For starters, the media's abashed, late-in-the-game stab at rebalancing their coverage in the Hillary-Obama battle didn't result in any nicer press for Hillary. It simply prompted journalists to more closely scrutinize Obama and spotlight anything that smacked of a controversy, gaffe, or inconsistency. These days, however, Obama's every word and deed are already being deconstructed--far more so than McCain's. So surely Team McCain isn't suggesting that their guy is receiving harsher coverage. As for the (valid) complaint that Obama is the bigger media--not to mention cultural--phenom, I'm not sure what McCain expects media types to do about that: It was one thing for Hillary to gig journalists into paying more attention to the emerging rock star in this race. It seems unlikely McCain will shame the media into paying less attention to that now-even-bigger star. 

 Of course, what McCain wants isn't for reporters to ignore the competiton so much as to pay a little more attention to him too. As my husband points out, this is a dangerous desire for a candidate whose lips increasingly move faster than his brain. What's more, I'm not sure the best way for McCain to win more lovin' from journalists is to publicly mock, abuse, and insult them. Which brings me to the second difference:

Many in the media really did hate Hillary--or at least had serious "issues" with her. For a variety of reasons, journalists' relationship/obsession with all things Clinton has long been fraught. Add to that the obvious sexism and anti-Hillaryism of certain high-profile commentators, and there was enough evidence of bias to make most journalists feel at lest a teensy bit guilty. By contrast, journalists have always loved McCain. (Hey, he's the one who calls us his base.) And, at least within the national press corps, everyone is well aware that the Fourth Estate has cut McCain massive slack over the years because we find him so darn fun and charming. (Those "gooks" remarks from 2000? Ah, good times!) So, for McCain to cry victim now seems obnoxious--not to mention potentially counterprodutive. And while journalists tend to be a pathetic navel-gazing lot prone to self-flagellation, we will, on occasion, bite back if we think we've been kicked unfairly for too long. 
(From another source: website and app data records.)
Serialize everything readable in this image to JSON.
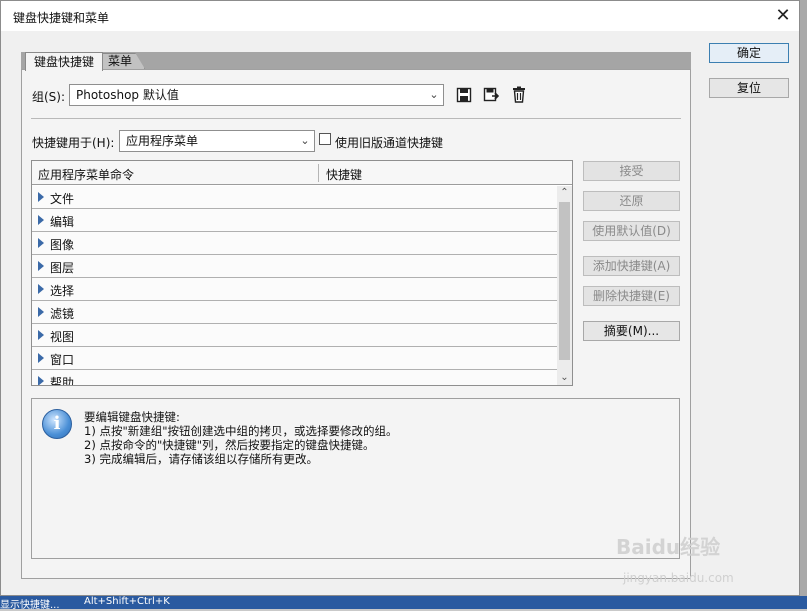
{
  "window": {
    "title": "键盘快捷键和菜单",
    "close_glyph": "✕"
  },
  "buttons": {
    "ok": "确定",
    "reset": "复位",
    "accept": "接受",
    "undo": "还原",
    "use_default": "使用默认值(D)",
    "add_shortcut": "添加快捷键(A)",
    "delete_shortcut": "删除快捷键(E)",
    "summary": "摘要(M)..."
  },
  "tabs": [
    {
      "label": "键盘快捷键",
      "active": true
    },
    {
      "label": "菜单",
      "active": false
    }
  ],
  "set_row": {
    "label": "组(S):",
    "value": "Photoshop 默认值",
    "icons": [
      "save-icon",
      "save-as-icon",
      "delete-icon"
    ]
  },
  "shortcuts_for": {
    "label": "快捷键用于(H):",
    "value": "应用程序菜单",
    "legacy_checkbox_label": "使用旧版通道快捷键",
    "legacy_checked": false
  },
  "table": {
    "columns": [
      "应用程序菜单命令",
      "快捷键"
    ],
    "rows": [
      "文件",
      "编辑",
      "图像",
      "图层",
      "选择",
      "滤镜",
      "视图",
      "窗口",
      "帮助"
    ]
  },
  "info": {
    "lines": [
      "要编辑键盘快捷键:",
      "1) 点按\"新建组\"按钮创建选中组的拷贝，或选择要修改的组。",
      "2) 点按命令的\"快捷键\"列，然后按要指定的键盘快捷键。",
      "3) 完成编辑后，请存储该组以存储所有更改。"
    ]
  },
  "taskbar": {
    "left": "显示快捷键...",
    "right": "Alt+Shift+Ctrl+K"
  },
  "watermark": {
    "text": "Baidu经验",
    "sub": "jingyan.baidu.com"
  },
  "colors": {
    "accent": "#3c7fb1",
    "tree_arrow": "#3b6aa8",
    "dialog_bg": "#f0f0f0"
  }
}
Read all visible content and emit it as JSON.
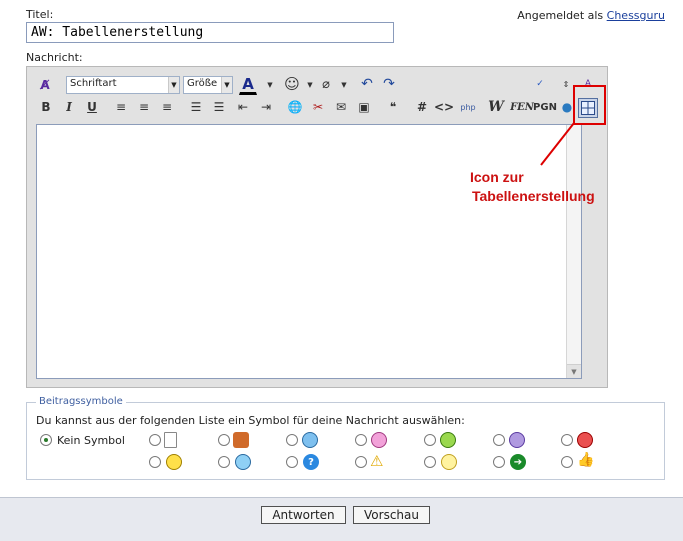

So feel free to keep kicking those mangy media curs if it makes you feel better, Senator. But if you wind up losing a toe, don't say I didn't warn you. 

--Michelle Cottle